START GIVEN INFORMATION

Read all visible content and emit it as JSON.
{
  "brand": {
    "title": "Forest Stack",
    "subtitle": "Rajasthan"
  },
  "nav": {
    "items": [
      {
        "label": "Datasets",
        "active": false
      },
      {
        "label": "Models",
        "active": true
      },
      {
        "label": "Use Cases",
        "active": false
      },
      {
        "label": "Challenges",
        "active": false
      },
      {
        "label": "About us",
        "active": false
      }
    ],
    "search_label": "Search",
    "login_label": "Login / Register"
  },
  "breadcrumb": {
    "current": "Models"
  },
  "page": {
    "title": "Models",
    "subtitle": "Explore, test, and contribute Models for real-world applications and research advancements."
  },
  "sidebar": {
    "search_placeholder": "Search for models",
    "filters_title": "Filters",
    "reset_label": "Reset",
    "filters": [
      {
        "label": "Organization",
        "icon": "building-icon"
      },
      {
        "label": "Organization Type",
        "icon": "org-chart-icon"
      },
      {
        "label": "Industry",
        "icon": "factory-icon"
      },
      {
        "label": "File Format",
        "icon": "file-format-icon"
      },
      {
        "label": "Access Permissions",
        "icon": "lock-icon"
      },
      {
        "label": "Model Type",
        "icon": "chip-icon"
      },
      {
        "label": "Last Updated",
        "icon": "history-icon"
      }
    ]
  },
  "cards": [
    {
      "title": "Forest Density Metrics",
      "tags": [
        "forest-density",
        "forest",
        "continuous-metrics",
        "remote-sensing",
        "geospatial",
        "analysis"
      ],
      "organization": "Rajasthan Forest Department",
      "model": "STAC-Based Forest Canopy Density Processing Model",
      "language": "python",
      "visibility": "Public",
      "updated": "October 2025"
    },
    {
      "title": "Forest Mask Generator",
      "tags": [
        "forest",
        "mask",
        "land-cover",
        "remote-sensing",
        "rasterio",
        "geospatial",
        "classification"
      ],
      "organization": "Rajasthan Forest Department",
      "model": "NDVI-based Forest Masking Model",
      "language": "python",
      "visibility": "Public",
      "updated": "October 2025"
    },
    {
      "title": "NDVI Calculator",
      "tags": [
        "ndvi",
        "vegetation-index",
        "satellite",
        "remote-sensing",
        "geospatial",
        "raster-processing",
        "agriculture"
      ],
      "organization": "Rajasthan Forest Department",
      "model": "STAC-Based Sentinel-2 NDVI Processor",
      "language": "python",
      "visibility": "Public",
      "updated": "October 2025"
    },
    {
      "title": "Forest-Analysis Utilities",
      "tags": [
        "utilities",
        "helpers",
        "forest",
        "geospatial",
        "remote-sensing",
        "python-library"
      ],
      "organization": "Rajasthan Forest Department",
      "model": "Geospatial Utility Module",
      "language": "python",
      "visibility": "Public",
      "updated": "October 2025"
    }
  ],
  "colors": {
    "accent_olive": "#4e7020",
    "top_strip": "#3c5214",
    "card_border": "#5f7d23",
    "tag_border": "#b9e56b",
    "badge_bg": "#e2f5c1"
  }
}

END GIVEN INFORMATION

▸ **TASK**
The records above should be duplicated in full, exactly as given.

▸ **SOLVED PROBLEM**
Read all visible content and emit it as JSON.
{
  "brand": {
    "title": "Forest Stack",
    "subtitle": "Rajasthan"
  },
  "nav": {
    "items": [
      {
        "label": "Datasets",
        "active": false
      },
      {
        "label": "Models",
        "active": true
      },
      {
        "label": "Use Cases",
        "active": false
      },
      {
        "label": "Challenges",
        "active": false
      },
      {
        "label": "About us",
        "active": false
      }
    ],
    "search_label": "Search",
    "login_label": "Login / Register"
  },
  "breadcrumb": {
    "current": "Models"
  },
  "page": {
    "title": "Models",
    "subtitle": "Explore, test, and contribute Models for real-world applications and research advancements."
  },
  "sidebar": {
    "search_placeholder": "Search for models",
    "filters_title": "Filters",
    "reset_label": "Reset",
    "filters": [
      {
        "label": "Organization",
        "icon": "building-icon"
      },
      {
        "label": "Organization Type",
        "icon": "org-chart-icon"
      },
      {
        "label": "Industry",
        "icon": "factory-icon"
      },
      {
        "label": "File Format",
        "icon": "file-format-icon"
      },
      {
        "label": "Access Permissions",
        "icon": "lock-icon"
      },
      {
        "label": "Model Type",
        "icon": "chip-icon"
      },
      {
        "label": "Last Updated",
        "icon": "history-icon"
      }
    ]
  },
  "cards": [
    {
      "title": "Forest Density Metrics",
      "tags": [
        "forest-density",
        "forest",
        "continuous-metrics",
        "remote-sensing",
        "geospatial",
        "analysis"
      ],
      "organization": "Rajasthan Forest Department",
      "model": "STAC-Based Forest Canopy Density Processing Model",
      "language": "python",
      "visibility": "Public",
      "updated": "October 2025"
    },
    {
      "title": "Forest Mask Generator",
      "tags": [
        "forest",
        "mask",
        "land-cover",
        "remote-sensing",
        "rasterio",
        "geospatial",
        "classification"
      ],
      "organization": "Rajasthan Forest Department",
      "model": "NDVI-based Forest Masking Model",
      "language": "python",
      "visibility": "Public",
      "updated": "October 2025"
    },
    {
      "title": "NDVI Calculator",
      "tags": [
        "ndvi",
        "vegetation-index",
        "satellite",
        "remote-sensing",
        "geospatial",
        "raster-processing",
        "agriculture"
      ],
      "organization": "Rajasthan Forest Department",
      "model": "STAC-Based Sentinel-2 NDVI Processor",
      "language": "python",
      "visibility": "Public",
      "updated": "October 2025"
    },
    {
      "title": "Forest-Analysis Utilities",
      "tags": [
        "utilities",
        "helpers",
        "forest",
        "geospatial",
        "remote-sensing",
        "python-library"
      ],
      "organization": "Rajasthan Forest Department",
      "model": "Geospatial Utility Module",
      "language": "python",
      "visibility": "Public",
      "updated": "October 2025"
    }
  ],
  "colors": {
    "accent_olive": "#4e7020",
    "top_strip": "#3c5214",
    "card_border": "#5f7d23",
    "tag_border": "#b9e56b",
    "badge_bg": "#e2f5c1"
  }
}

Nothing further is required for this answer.